And then there’s the Education Savings Account option, which were pushing for in Texas this year. That means, like with a health savings account, the money follows the child, but the parents can use it as they see fit for that child—in any combination of educational options, curated by the parent for their child, including online options that are growing. Funds can be carried year to year, and even saved toward college for that child. It’s a way of inputting market into the educational world.
There’s a dirty little secret about these choices. After all the money the state collects and puts toward education, it does not fund—has no intention of funding—those who choose an option other than public schools.
Public schools count on a certain number of students opting out—at their own expense. If all of those private schoolers and homeschoolers opted to attend those public schools, there isn’t anything close to the funding to educate those additional students.
That’s why there’s so much push back against ESA’s, vouchers, and other choice options.
What is interesting in this School Choice Week discussion is that it’s considered an odd, new idea to make choices for our children’s education.
If the parents aren’t the main, expected decision-makers for their child’s education, then we are living in tyranny. Public schools have been a tyranny.

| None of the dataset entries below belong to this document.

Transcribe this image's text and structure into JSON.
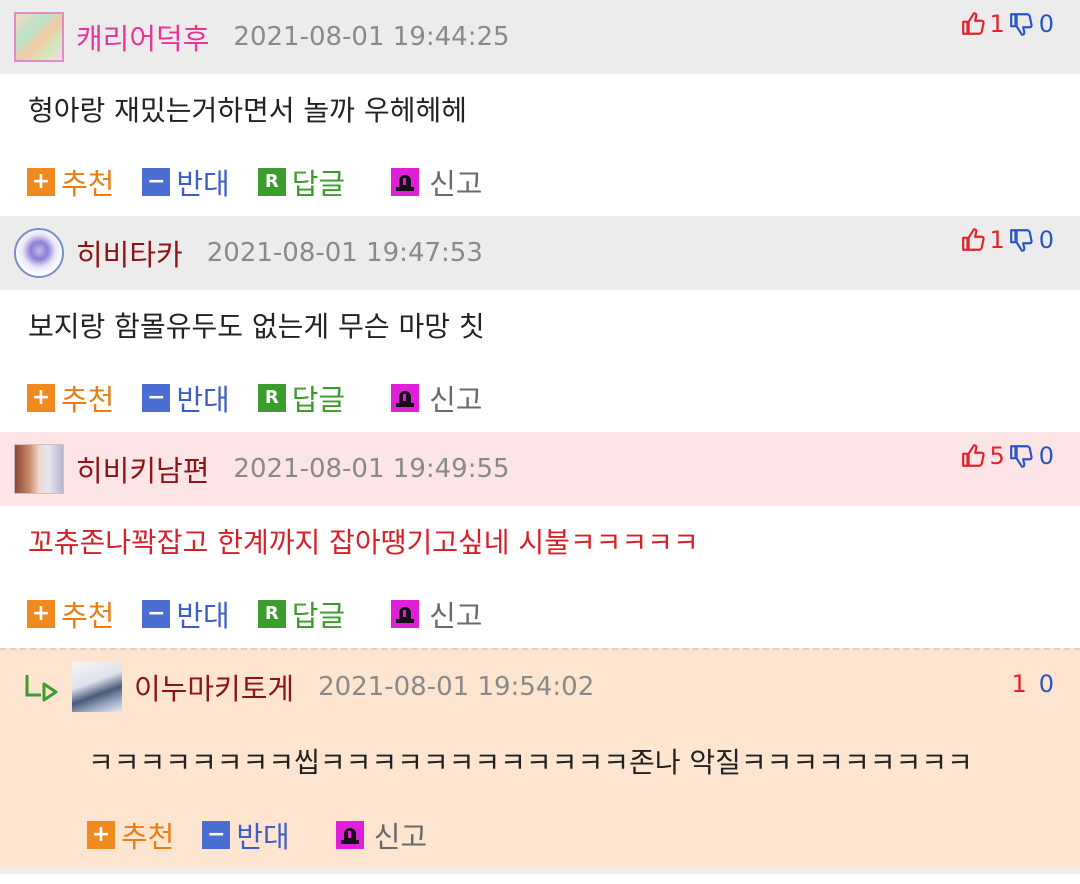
{
  "comments": [
    {
      "nick": "캐리어덕후",
      "nick_color": "#e8379a",
      "time": "2021-08-01 19:44:25",
      "up": "1",
      "down": "0",
      "text": "형아랑 재밌는거하면서 놀까 우헤헤헤",
      "text_red": false
    },
    {
      "nick": "히비타카",
      "nick_color": "#8b1414",
      "time": "2021-08-01 19:47:53",
      "up": "1",
      "down": "0",
      "text": "보지랑 함몰유두도 없는게 무슨 마망 칫",
      "text_red": false
    },
    {
      "nick": "히비키남편",
      "nick_color": "#8b1414",
      "time": "2021-08-01 19:49:55",
      "up": "5",
      "down": "0",
      "text": "꼬츄존나꽉잡고 한계까지 잡아땡기고싶네 시불ㅋㅋㅋㅋㅋ",
      "text_red": true
    }
  ],
  "reply": {
    "nick": "이누마키토게",
    "nick_color": "#8b1414",
    "time": "2021-08-01 19:54:02",
    "up": "1",
    "down": "0",
    "text": "ㅋㅋㅋㅋㅋㅋㅋㅋ씹ㅋㅋㅋㅋㅋㅋㅋㅋㅋㅋㅋㅋ존나 악질ㅋㅋㅋㅋㅋㅋㅋㅋㅋ"
  },
  "actions": {
    "recommend": "추천",
    "oppose": "반대",
    "reply": "답글",
    "report": "신고",
    "reply_icon_letter": "R"
  },
  "icons": {
    "thumbs_up": "thumbs-up-icon",
    "thumbs_down": "thumbs-down-icon",
    "reply_arrow": "reply-arrow-icon"
  },
  "colors": {
    "upvote": "#e0242a",
    "downvote": "#2b55c7"
  }
}
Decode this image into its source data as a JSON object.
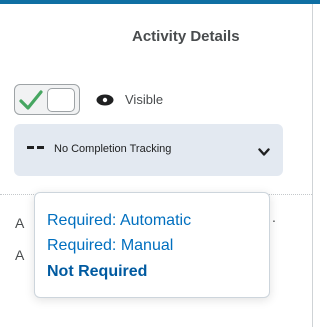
{
  "panel": {
    "title": "Activity Details"
  },
  "visibility": {
    "label": "Visible",
    "toggle_on": true,
    "check_icon": "checkmark-icon",
    "eye_icon": "eye-icon"
  },
  "completion": {
    "selected_label": "No Completion Tracking",
    "prefix_icon": "dash-icon",
    "chevron_icon": "chevron-down-icon"
  },
  "background": {
    "row1_initial": "A",
    "row2_initial": "A",
    "row1_trailing": "."
  },
  "dropdown": {
    "options": [
      {
        "label": "Required: Automatic"
      },
      {
        "label": "Required: Manual"
      },
      {
        "label": "Not Required"
      }
    ]
  },
  "colors": {
    "accent": "#006fbf",
    "check_green": "#46a661",
    "select_bg": "#e3e9f1",
    "top_border": "#0f6fa3"
  }
}
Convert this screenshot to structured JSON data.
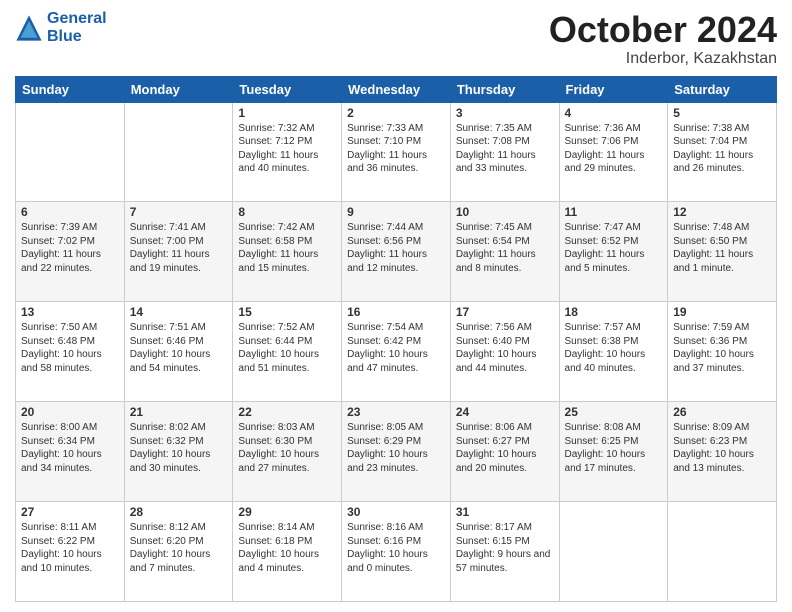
{
  "logo": {
    "line1": "General",
    "line2": "Blue"
  },
  "title": "October 2024",
  "subtitle": "Inderbor, Kazakhstan",
  "days_of_week": [
    "Sunday",
    "Monday",
    "Tuesday",
    "Wednesday",
    "Thursday",
    "Friday",
    "Saturday"
  ],
  "weeks": [
    [
      {
        "day": "",
        "sunrise": "",
        "sunset": "",
        "daylight": ""
      },
      {
        "day": "",
        "sunrise": "",
        "sunset": "",
        "daylight": ""
      },
      {
        "day": "1",
        "sunrise": "Sunrise: 7:32 AM",
        "sunset": "Sunset: 7:12 PM",
        "daylight": "Daylight: 11 hours and 40 minutes."
      },
      {
        "day": "2",
        "sunrise": "Sunrise: 7:33 AM",
        "sunset": "Sunset: 7:10 PM",
        "daylight": "Daylight: 11 hours and 36 minutes."
      },
      {
        "day": "3",
        "sunrise": "Sunrise: 7:35 AM",
        "sunset": "Sunset: 7:08 PM",
        "daylight": "Daylight: 11 hours and 33 minutes."
      },
      {
        "day": "4",
        "sunrise": "Sunrise: 7:36 AM",
        "sunset": "Sunset: 7:06 PM",
        "daylight": "Daylight: 11 hours and 29 minutes."
      },
      {
        "day": "5",
        "sunrise": "Sunrise: 7:38 AM",
        "sunset": "Sunset: 7:04 PM",
        "daylight": "Daylight: 11 hours and 26 minutes."
      }
    ],
    [
      {
        "day": "6",
        "sunrise": "Sunrise: 7:39 AM",
        "sunset": "Sunset: 7:02 PM",
        "daylight": "Daylight: 11 hours and 22 minutes."
      },
      {
        "day": "7",
        "sunrise": "Sunrise: 7:41 AM",
        "sunset": "Sunset: 7:00 PM",
        "daylight": "Daylight: 11 hours and 19 minutes."
      },
      {
        "day": "8",
        "sunrise": "Sunrise: 7:42 AM",
        "sunset": "Sunset: 6:58 PM",
        "daylight": "Daylight: 11 hours and 15 minutes."
      },
      {
        "day": "9",
        "sunrise": "Sunrise: 7:44 AM",
        "sunset": "Sunset: 6:56 PM",
        "daylight": "Daylight: 11 hours and 12 minutes."
      },
      {
        "day": "10",
        "sunrise": "Sunrise: 7:45 AM",
        "sunset": "Sunset: 6:54 PM",
        "daylight": "Daylight: 11 hours and 8 minutes."
      },
      {
        "day": "11",
        "sunrise": "Sunrise: 7:47 AM",
        "sunset": "Sunset: 6:52 PM",
        "daylight": "Daylight: 11 hours and 5 minutes."
      },
      {
        "day": "12",
        "sunrise": "Sunrise: 7:48 AM",
        "sunset": "Sunset: 6:50 PM",
        "daylight": "Daylight: 11 hours and 1 minute."
      }
    ],
    [
      {
        "day": "13",
        "sunrise": "Sunrise: 7:50 AM",
        "sunset": "Sunset: 6:48 PM",
        "daylight": "Daylight: 10 hours and 58 minutes."
      },
      {
        "day": "14",
        "sunrise": "Sunrise: 7:51 AM",
        "sunset": "Sunset: 6:46 PM",
        "daylight": "Daylight: 10 hours and 54 minutes."
      },
      {
        "day": "15",
        "sunrise": "Sunrise: 7:52 AM",
        "sunset": "Sunset: 6:44 PM",
        "daylight": "Daylight: 10 hours and 51 minutes."
      },
      {
        "day": "16",
        "sunrise": "Sunrise: 7:54 AM",
        "sunset": "Sunset: 6:42 PM",
        "daylight": "Daylight: 10 hours and 47 minutes."
      },
      {
        "day": "17",
        "sunrise": "Sunrise: 7:56 AM",
        "sunset": "Sunset: 6:40 PM",
        "daylight": "Daylight: 10 hours and 44 minutes."
      },
      {
        "day": "18",
        "sunrise": "Sunrise: 7:57 AM",
        "sunset": "Sunset: 6:38 PM",
        "daylight": "Daylight: 10 hours and 40 minutes."
      },
      {
        "day": "19",
        "sunrise": "Sunrise: 7:59 AM",
        "sunset": "Sunset: 6:36 PM",
        "daylight": "Daylight: 10 hours and 37 minutes."
      }
    ],
    [
      {
        "day": "20",
        "sunrise": "Sunrise: 8:00 AM",
        "sunset": "Sunset: 6:34 PM",
        "daylight": "Daylight: 10 hours and 34 minutes."
      },
      {
        "day": "21",
        "sunrise": "Sunrise: 8:02 AM",
        "sunset": "Sunset: 6:32 PM",
        "daylight": "Daylight: 10 hours and 30 minutes."
      },
      {
        "day": "22",
        "sunrise": "Sunrise: 8:03 AM",
        "sunset": "Sunset: 6:30 PM",
        "daylight": "Daylight: 10 hours and 27 minutes."
      },
      {
        "day": "23",
        "sunrise": "Sunrise: 8:05 AM",
        "sunset": "Sunset: 6:29 PM",
        "daylight": "Daylight: 10 hours and 23 minutes."
      },
      {
        "day": "24",
        "sunrise": "Sunrise: 8:06 AM",
        "sunset": "Sunset: 6:27 PM",
        "daylight": "Daylight: 10 hours and 20 minutes."
      },
      {
        "day": "25",
        "sunrise": "Sunrise: 8:08 AM",
        "sunset": "Sunset: 6:25 PM",
        "daylight": "Daylight: 10 hours and 17 minutes."
      },
      {
        "day": "26",
        "sunrise": "Sunrise: 8:09 AM",
        "sunset": "Sunset: 6:23 PM",
        "daylight": "Daylight: 10 hours and 13 minutes."
      }
    ],
    [
      {
        "day": "27",
        "sunrise": "Sunrise: 8:11 AM",
        "sunset": "Sunset: 6:22 PM",
        "daylight": "Daylight: 10 hours and 10 minutes."
      },
      {
        "day": "28",
        "sunrise": "Sunrise: 8:12 AM",
        "sunset": "Sunset: 6:20 PM",
        "daylight": "Daylight: 10 hours and 7 minutes."
      },
      {
        "day": "29",
        "sunrise": "Sunrise: 8:14 AM",
        "sunset": "Sunset: 6:18 PM",
        "daylight": "Daylight: 10 hours and 4 minutes."
      },
      {
        "day": "30",
        "sunrise": "Sunrise: 8:16 AM",
        "sunset": "Sunset: 6:16 PM",
        "daylight": "Daylight: 10 hours and 0 minutes."
      },
      {
        "day": "31",
        "sunrise": "Sunrise: 8:17 AM",
        "sunset": "Sunset: 6:15 PM",
        "daylight": "Daylight: 9 hours and 57 minutes."
      },
      {
        "day": "",
        "sunrise": "",
        "sunset": "",
        "daylight": ""
      },
      {
        "day": "",
        "sunrise": "",
        "sunset": "",
        "daylight": ""
      }
    ]
  ]
}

We should have expected this outcome. Every time government steps beyond its proper role—protecting life, liberty, and property—then it will cause negative consequences, usually exactly opposite of the stated purpose.
This is very obvious at the national level; I went through my entire public school education before the creation of the Department of Education, during the Carter administration. Education costs have gone up astronomically since then, while outcomes have gone down or flat lined.
At the state level, the more the state government tries to control, the worse the outcomes. The more the parent controls, the better. If you’re going to have a classroom, the person in control needs to be a good teacher, supported by parents, plus a minimum number of administrators who smooth the way for that teacher, as well as hold him/her accountable.
What does living in tyranny feel like? Having some distant, arbitrary dictator force us into living in a way that we would not choose for ourselves and our families.
This is America. When tyranny happens here, we have to stand up and say, “No! Not here. You don’t control my life.”
The fact that we have to discuss school choice, because it has for so long been taken from us, means we’ve allowed tyranny.
If we want to educate every child, we need to wrench control back from government, and do it right, with parents in a free market.